What you are asked to do: Each line from the one containing "Output a JSON" to the end of the listing below should be repeated exactly, with no other line included.
___ Exercise input ___
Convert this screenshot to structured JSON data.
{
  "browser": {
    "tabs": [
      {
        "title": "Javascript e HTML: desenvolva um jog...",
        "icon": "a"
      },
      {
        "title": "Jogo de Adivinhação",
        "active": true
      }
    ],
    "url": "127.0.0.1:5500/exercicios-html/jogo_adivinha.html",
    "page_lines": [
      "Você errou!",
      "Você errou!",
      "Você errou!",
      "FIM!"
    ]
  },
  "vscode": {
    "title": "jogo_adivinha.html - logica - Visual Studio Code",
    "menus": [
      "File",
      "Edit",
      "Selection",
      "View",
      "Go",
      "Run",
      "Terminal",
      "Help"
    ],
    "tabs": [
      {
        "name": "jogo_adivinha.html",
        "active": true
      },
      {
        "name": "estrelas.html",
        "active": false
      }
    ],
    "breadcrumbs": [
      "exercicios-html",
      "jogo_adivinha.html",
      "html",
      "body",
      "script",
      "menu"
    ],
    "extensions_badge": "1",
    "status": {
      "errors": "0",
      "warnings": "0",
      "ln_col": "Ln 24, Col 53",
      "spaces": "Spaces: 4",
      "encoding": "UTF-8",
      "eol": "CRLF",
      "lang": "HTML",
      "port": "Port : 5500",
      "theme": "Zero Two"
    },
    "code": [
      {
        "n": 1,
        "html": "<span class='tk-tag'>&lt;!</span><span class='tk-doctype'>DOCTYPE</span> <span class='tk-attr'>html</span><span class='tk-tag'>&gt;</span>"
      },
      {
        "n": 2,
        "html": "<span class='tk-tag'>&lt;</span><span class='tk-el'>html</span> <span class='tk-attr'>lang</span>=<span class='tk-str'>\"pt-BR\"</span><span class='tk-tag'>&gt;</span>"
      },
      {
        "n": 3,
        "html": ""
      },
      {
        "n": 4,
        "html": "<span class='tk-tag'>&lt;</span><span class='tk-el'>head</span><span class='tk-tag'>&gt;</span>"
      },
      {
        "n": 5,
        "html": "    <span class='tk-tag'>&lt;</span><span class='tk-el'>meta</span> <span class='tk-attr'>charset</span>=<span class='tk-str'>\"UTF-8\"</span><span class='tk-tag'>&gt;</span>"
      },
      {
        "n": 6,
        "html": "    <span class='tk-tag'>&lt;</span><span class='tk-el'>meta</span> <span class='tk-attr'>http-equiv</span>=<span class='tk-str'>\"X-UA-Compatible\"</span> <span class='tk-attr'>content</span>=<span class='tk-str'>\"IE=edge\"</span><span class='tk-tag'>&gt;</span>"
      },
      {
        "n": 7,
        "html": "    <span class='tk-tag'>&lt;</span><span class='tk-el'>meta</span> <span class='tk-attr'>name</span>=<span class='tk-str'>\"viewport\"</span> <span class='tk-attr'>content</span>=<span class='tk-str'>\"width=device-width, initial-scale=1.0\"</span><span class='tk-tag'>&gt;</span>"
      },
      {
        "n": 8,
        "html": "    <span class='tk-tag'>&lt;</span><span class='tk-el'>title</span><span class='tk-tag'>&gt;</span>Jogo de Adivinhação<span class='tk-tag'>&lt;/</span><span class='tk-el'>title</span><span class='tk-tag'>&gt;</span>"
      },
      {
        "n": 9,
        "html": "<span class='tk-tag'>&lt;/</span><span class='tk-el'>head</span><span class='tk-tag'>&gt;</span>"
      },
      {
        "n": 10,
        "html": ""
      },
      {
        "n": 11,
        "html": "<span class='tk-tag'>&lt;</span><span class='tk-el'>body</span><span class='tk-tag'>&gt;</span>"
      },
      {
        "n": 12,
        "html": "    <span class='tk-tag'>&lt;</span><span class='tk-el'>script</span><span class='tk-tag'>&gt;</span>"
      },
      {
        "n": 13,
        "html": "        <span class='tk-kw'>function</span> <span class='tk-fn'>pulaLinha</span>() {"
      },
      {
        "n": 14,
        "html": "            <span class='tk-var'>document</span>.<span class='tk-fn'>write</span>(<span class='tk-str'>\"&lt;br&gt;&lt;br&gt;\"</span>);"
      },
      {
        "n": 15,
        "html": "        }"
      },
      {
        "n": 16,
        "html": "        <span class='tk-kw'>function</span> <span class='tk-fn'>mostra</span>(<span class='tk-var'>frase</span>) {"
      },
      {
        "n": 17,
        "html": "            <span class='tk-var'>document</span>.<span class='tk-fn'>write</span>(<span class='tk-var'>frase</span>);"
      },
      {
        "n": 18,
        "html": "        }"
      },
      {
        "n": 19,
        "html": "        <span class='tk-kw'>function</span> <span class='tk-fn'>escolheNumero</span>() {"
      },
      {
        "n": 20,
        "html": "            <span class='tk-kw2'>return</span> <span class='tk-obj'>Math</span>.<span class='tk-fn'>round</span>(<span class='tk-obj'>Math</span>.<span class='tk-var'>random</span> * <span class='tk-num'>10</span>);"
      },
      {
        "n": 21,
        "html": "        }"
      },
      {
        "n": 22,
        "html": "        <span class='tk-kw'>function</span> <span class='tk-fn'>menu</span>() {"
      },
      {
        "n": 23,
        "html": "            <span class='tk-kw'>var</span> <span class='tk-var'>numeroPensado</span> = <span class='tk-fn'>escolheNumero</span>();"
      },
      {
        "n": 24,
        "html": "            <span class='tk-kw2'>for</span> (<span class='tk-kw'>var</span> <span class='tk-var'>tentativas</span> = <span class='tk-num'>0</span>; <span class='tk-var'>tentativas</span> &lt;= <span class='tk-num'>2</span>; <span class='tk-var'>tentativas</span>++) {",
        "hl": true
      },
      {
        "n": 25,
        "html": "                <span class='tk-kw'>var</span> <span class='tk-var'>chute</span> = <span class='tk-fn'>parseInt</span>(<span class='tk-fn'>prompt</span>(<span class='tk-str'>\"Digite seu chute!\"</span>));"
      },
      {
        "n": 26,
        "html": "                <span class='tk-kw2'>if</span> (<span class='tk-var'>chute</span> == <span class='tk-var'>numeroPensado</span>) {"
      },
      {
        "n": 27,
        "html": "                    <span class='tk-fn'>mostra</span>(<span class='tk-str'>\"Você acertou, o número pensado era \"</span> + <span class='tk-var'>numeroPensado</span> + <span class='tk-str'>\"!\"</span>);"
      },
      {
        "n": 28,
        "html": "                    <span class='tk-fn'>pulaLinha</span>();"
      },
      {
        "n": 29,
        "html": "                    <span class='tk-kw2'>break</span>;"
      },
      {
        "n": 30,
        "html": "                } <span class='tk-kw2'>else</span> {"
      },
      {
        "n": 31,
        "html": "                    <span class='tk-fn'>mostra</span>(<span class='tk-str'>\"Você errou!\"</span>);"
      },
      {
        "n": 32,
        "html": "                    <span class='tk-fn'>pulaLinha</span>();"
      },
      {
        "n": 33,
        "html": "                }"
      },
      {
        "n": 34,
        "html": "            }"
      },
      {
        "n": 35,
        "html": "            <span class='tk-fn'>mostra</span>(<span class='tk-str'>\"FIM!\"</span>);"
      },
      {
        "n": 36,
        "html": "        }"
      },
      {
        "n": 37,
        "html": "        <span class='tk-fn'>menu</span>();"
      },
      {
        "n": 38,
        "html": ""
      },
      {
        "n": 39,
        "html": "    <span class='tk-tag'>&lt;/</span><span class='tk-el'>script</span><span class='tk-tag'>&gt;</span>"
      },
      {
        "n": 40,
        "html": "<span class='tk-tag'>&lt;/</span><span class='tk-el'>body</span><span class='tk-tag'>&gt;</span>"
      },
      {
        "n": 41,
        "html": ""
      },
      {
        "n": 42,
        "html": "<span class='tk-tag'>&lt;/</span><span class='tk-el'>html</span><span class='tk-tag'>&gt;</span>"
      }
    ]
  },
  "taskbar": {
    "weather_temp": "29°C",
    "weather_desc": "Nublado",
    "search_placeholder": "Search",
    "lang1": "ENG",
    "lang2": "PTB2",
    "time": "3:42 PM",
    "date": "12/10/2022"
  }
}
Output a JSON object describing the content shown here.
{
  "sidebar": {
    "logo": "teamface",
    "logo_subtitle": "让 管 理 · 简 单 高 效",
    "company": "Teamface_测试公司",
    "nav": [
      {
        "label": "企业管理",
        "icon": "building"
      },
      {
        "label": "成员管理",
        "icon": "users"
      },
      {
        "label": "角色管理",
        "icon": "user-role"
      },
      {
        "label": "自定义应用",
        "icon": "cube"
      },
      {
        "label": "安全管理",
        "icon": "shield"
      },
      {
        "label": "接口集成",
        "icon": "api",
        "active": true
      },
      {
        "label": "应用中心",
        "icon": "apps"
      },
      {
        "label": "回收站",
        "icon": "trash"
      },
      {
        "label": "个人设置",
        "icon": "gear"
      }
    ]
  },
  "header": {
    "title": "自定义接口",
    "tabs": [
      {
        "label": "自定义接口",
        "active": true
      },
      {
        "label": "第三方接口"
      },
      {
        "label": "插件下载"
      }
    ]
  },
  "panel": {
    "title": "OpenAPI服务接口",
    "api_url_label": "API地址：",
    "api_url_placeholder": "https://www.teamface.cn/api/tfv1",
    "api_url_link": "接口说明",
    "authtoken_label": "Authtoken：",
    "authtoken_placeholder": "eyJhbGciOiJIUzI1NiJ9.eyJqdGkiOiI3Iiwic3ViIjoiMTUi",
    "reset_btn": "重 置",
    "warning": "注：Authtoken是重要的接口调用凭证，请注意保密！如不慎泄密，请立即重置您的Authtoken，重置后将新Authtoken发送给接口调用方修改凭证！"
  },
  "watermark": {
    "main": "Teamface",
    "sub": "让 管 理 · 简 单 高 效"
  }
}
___
Response to the task:
Output a JSON object describing the content shown here.
{
  "sidebar": {
    "logo": "teamface",
    "logo_subtitle": "让 管 理 · 简 单 高 效",
    "company": "Teamface_测试公司",
    "nav": [
      {
        "label": "企业管理",
        "icon": "building"
      },
      {
        "label": "成员管理",
        "icon": "users"
      },
      {
        "label": "角色管理",
        "icon": "user-role"
      },
      {
        "label": "自定义应用",
        "icon": "cube"
      },
      {
        "label": "安全管理",
        "icon": "shield"
      },
      {
        "label": "接口集成",
        "icon": "api",
        "active": true
      },
      {
        "label": "应用中心",
        "icon": "apps"
      },
      {
        "label": "回收站",
        "icon": "trash"
      },
      {
        "label": "个人设置",
        "icon": "gear"
      }
    ]
  },
  "header": {
    "title": "自定义接口",
    "tabs": [
      {
        "label": "自定义接口",
        "active": true
      },
      {
        "label": "第三方接口"
      },
      {
        "label": "插件下载"
      }
    ]
  },
  "panel": {
    "title": "OpenAPI服务接口",
    "api_url_label": "API地址：",
    "api_url_placeholder": "https://www.teamface.cn/api/tfv1",
    "api_url_link": "接口说明",
    "authtoken_label": "Authtoken：",
    "authtoken_placeholder": "eyJhbGciOiJIUzI1NiJ9.eyJqdGkiOiI3Iiwic3ViIjoiMTUi",
    "reset_btn": "重 置",
    "warning": "注：Authtoken是重要的接口调用凭证，请注意保密！如不慎泄密，请立即重置您的Authtoken，重置后将新Authtoken发送给接口调用方修改凭证！"
  },
  "watermark": {
    "main": "Teamface",
    "sub": "让 管 理 · 简 单 高 效"
  }
}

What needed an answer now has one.